Brief: Print the listing below exactly, images excluded.
++++ Data records
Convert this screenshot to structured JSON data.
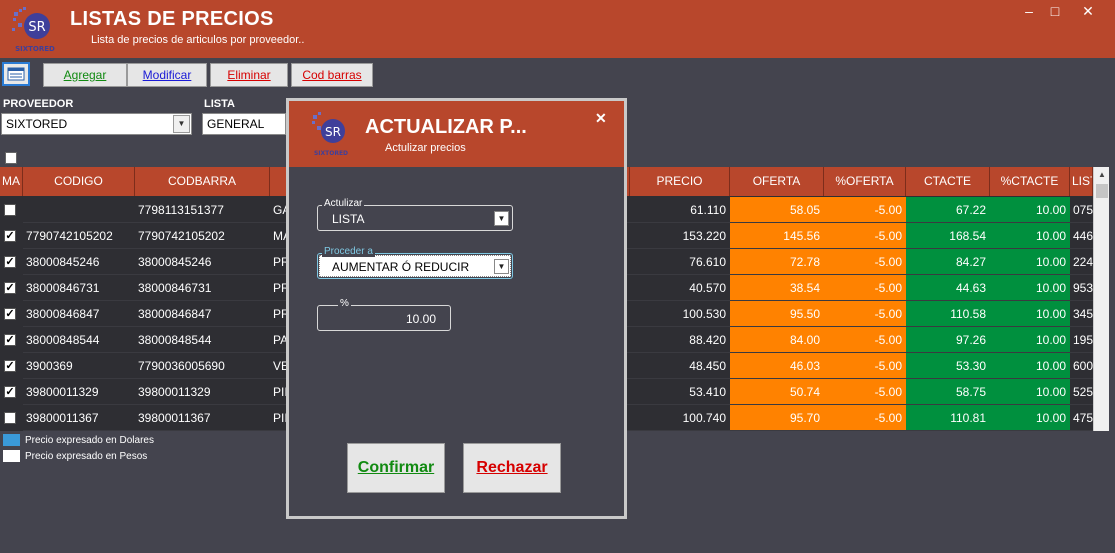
{
  "window": {
    "title": "LISTAS DE PRECIOS",
    "subtitle": "Lista de precios de articulos por proveedor..",
    "logo_text": "SIXTORED",
    "logo_initials": "SR",
    "controls": {
      "minimize": "–",
      "maximize": "□",
      "close": "✕"
    }
  },
  "toolbar": {
    "buttons": [
      {
        "label": "Agregar",
        "color": "#118a11"
      },
      {
        "label": "Modificar",
        "color": "#1a1ad6"
      },
      {
        "label": "Eliminar",
        "color": "#d60000"
      },
      {
        "label": "Cod barras",
        "color": "#d60000"
      }
    ]
  },
  "filters": {
    "proveedor_label": "PROVEEDOR",
    "proveedor_value": "SIXTORED",
    "lista_label": "LISTA",
    "lista_value": "GENERAL"
  },
  "grid": {
    "headers": [
      "MA",
      "CODIGO",
      "CODBARRA",
      "",
      "PRECIO",
      "OFERTA",
      "%OFERTA",
      "CTACTE",
      "%CTACTE",
      "LIST"
    ],
    "rows": [
      {
        "checked": false,
        "codigo": "",
        "codbarra": "7798113151377",
        "desc": "GA",
        "precio": "61.110",
        "oferta": "58.05",
        "pct_oferta": "-5.00",
        "ctacte": "67.22",
        "pct_ctacte": "10.00",
        "lista": "075"
      },
      {
        "checked": true,
        "codigo": "7790742105202",
        "codbarra": "7790742105202",
        "desc": "MA",
        "precio": "153.220",
        "oferta": "145.56",
        "pct_oferta": "-5.00",
        "ctacte": "168.54",
        "pct_ctacte": "10.00",
        "lista": "446"
      },
      {
        "checked": true,
        "codigo": "38000845246",
        "codbarra": "38000845246",
        "desc": "PR",
        "precio": "76.610",
        "oferta": "72.78",
        "pct_oferta": "-5.00",
        "ctacte": "84.27",
        "pct_ctacte": "10.00",
        "lista": "224"
      },
      {
        "checked": true,
        "codigo": "38000846731",
        "codbarra": "38000846731",
        "desc": "PR",
        "precio": "40.570",
        "oferta": "38.54",
        "pct_oferta": "-5.00",
        "ctacte": "44.63",
        "pct_ctacte": "10.00",
        "lista": "953"
      },
      {
        "checked": true,
        "codigo": "38000846847",
        "codbarra": "38000846847",
        "desc": "PR",
        "precio": "100.530",
        "oferta": "95.50",
        "pct_oferta": "-5.00",
        "ctacte": "110.58",
        "pct_ctacte": "10.00",
        "lista": "345"
      },
      {
        "checked": true,
        "codigo": "38000848544",
        "codbarra": "38000848544",
        "desc": "PA",
        "precio": "88.420",
        "oferta": "84.00",
        "pct_oferta": "-5.00",
        "ctacte": "97.26",
        "pct_ctacte": "10.00",
        "lista": "195"
      },
      {
        "checked": true,
        "codigo": "3900369",
        "codbarra": "7790036005690",
        "desc": "VE",
        "precio": "48.450",
        "oferta": "46.03",
        "pct_oferta": "-5.00",
        "ctacte": "53.30",
        "pct_ctacte": "10.00",
        "lista": "600"
      },
      {
        "checked": true,
        "codigo": "39800011329",
        "codbarra": "39800011329",
        "desc": "PII",
        "precio": "53.410",
        "oferta": "50.74",
        "pct_oferta": "-5.00",
        "ctacte": "58.75",
        "pct_ctacte": "10.00",
        "lista": "525"
      },
      {
        "checked": false,
        "codigo": "39800011367",
        "codbarra": "39800011367",
        "desc": "PII",
        "precio": "100.740",
        "oferta": "95.70",
        "pct_oferta": "-5.00",
        "ctacte": "110.81",
        "pct_ctacte": "10.00",
        "lista": "475"
      }
    ]
  },
  "legend": {
    "dolares": "Precio expresado en Dolares",
    "pesos": "Precio expresado en Pesos",
    "dolares_color": "#3a9ad9",
    "pesos_color": "#ffffff"
  },
  "modal": {
    "title": "ACTUALIZAR P...",
    "subtitle": "Actulizar precios",
    "close": "✕",
    "actualizar_label": "Actulizar",
    "actualizar_value": "LISTA",
    "proceder_label": "Proceder a",
    "proceder_value": "AUMENTAR Ó REDUCIR",
    "percent_label": "%",
    "percent_value": "10.00",
    "confirm_label": "Confirmar",
    "reject_label": "Rechazar"
  },
  "colors": {
    "accent": "#b8472c",
    "background": "#44444e",
    "oferta": "#ff8200",
    "ctacte": "#00903e"
  }
}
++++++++
Response box:
Convert this screenshot to structured JSON data.
{
  "window": {
    "title": "LISTAS DE PRECIOS",
    "subtitle": "Lista de precios de articulos por proveedor..",
    "logo_text": "SIXTORED",
    "logo_initials": "SR",
    "controls": {
      "minimize": "–",
      "maximize": "□",
      "close": "✕"
    }
  },
  "toolbar": {
    "buttons": [
      {
        "label": "Agregar",
        "color": "#118a11"
      },
      {
        "label": "Modificar",
        "color": "#1a1ad6"
      },
      {
        "label": "Eliminar",
        "color": "#d60000"
      },
      {
        "label": "Cod barras",
        "color": "#d60000"
      }
    ]
  },
  "filters": {
    "proveedor_label": "PROVEEDOR",
    "proveedor_value": "SIXTORED",
    "lista_label": "LISTA",
    "lista_value": "GENERAL"
  },
  "grid": {
    "headers": [
      "MA",
      "CODIGO",
      "CODBARRA",
      "",
      "PRECIO",
      "OFERTA",
      "%OFERTA",
      "CTACTE",
      "%CTACTE",
      "LIST"
    ],
    "rows": [
      {
        "checked": false,
        "codigo": "",
        "codbarra": "7798113151377",
        "desc": "GA",
        "precio": "61.110",
        "oferta": "58.05",
        "pct_oferta": "-5.00",
        "ctacte": "67.22",
        "pct_ctacte": "10.00",
        "lista": "075"
      },
      {
        "checked": true,
        "codigo": "7790742105202",
        "codbarra": "7790742105202",
        "desc": "MA",
        "precio": "153.220",
        "oferta": "145.56",
        "pct_oferta": "-5.00",
        "ctacte": "168.54",
        "pct_ctacte": "10.00",
        "lista": "446"
      },
      {
        "checked": true,
        "codigo": "38000845246",
        "codbarra": "38000845246",
        "desc": "PR",
        "precio": "76.610",
        "oferta": "72.78",
        "pct_oferta": "-5.00",
        "ctacte": "84.27",
        "pct_ctacte": "10.00",
        "lista": "224"
      },
      {
        "checked": true,
        "codigo": "38000846731",
        "codbarra": "38000846731",
        "desc": "PR",
        "precio": "40.570",
        "oferta": "38.54",
        "pct_oferta": "-5.00",
        "ctacte": "44.63",
        "pct_ctacte": "10.00",
        "lista": "953"
      },
      {
        "checked": true,
        "codigo": "38000846847",
        "codbarra": "38000846847",
        "desc": "PR",
        "precio": "100.530",
        "oferta": "95.50",
        "pct_oferta": "-5.00",
        "ctacte": "110.58",
        "pct_ctacte": "10.00",
        "lista": "345"
      },
      {
        "checked": true,
        "codigo": "38000848544",
        "codbarra": "38000848544",
        "desc": "PA",
        "precio": "88.420",
        "oferta": "84.00",
        "pct_oferta": "-5.00",
        "ctacte": "97.26",
        "pct_ctacte": "10.00",
        "lista": "195"
      },
      {
        "checked": true,
        "codigo": "3900369",
        "codbarra": "7790036005690",
        "desc": "VE",
        "precio": "48.450",
        "oferta": "46.03",
        "pct_oferta": "-5.00",
        "ctacte": "53.30",
        "pct_ctacte": "10.00",
        "lista": "600"
      },
      {
        "checked": true,
        "codigo": "39800011329",
        "codbarra": "39800011329",
        "desc": "PII",
        "precio": "53.410",
        "oferta": "50.74",
        "pct_oferta": "-5.00",
        "ctacte": "58.75",
        "pct_ctacte": "10.00",
        "lista": "525"
      },
      {
        "checked": false,
        "codigo": "39800011367",
        "codbarra": "39800011367",
        "desc": "PII",
        "precio": "100.740",
        "oferta": "95.70",
        "pct_oferta": "-5.00",
        "ctacte": "110.81",
        "pct_ctacte": "10.00",
        "lista": "475"
      }
    ]
  },
  "legend": {
    "dolares": "Precio expresado en Dolares",
    "pesos": "Precio expresado en Pesos",
    "dolares_color": "#3a9ad9",
    "pesos_color": "#ffffff"
  },
  "modal": {
    "title": "ACTUALIZAR P...",
    "subtitle": "Actulizar precios",
    "close": "✕",
    "actualizar_label": "Actulizar",
    "actualizar_value": "LISTA",
    "proceder_label": "Proceder a",
    "proceder_value": "AUMENTAR Ó REDUCIR",
    "percent_label": "%",
    "percent_value": "10.00",
    "confirm_label": "Confirmar",
    "reject_label": "Rechazar"
  },
  "colors": {
    "accent": "#b8472c",
    "background": "#44444e",
    "oferta": "#ff8200",
    "ctacte": "#00903e"
  }
}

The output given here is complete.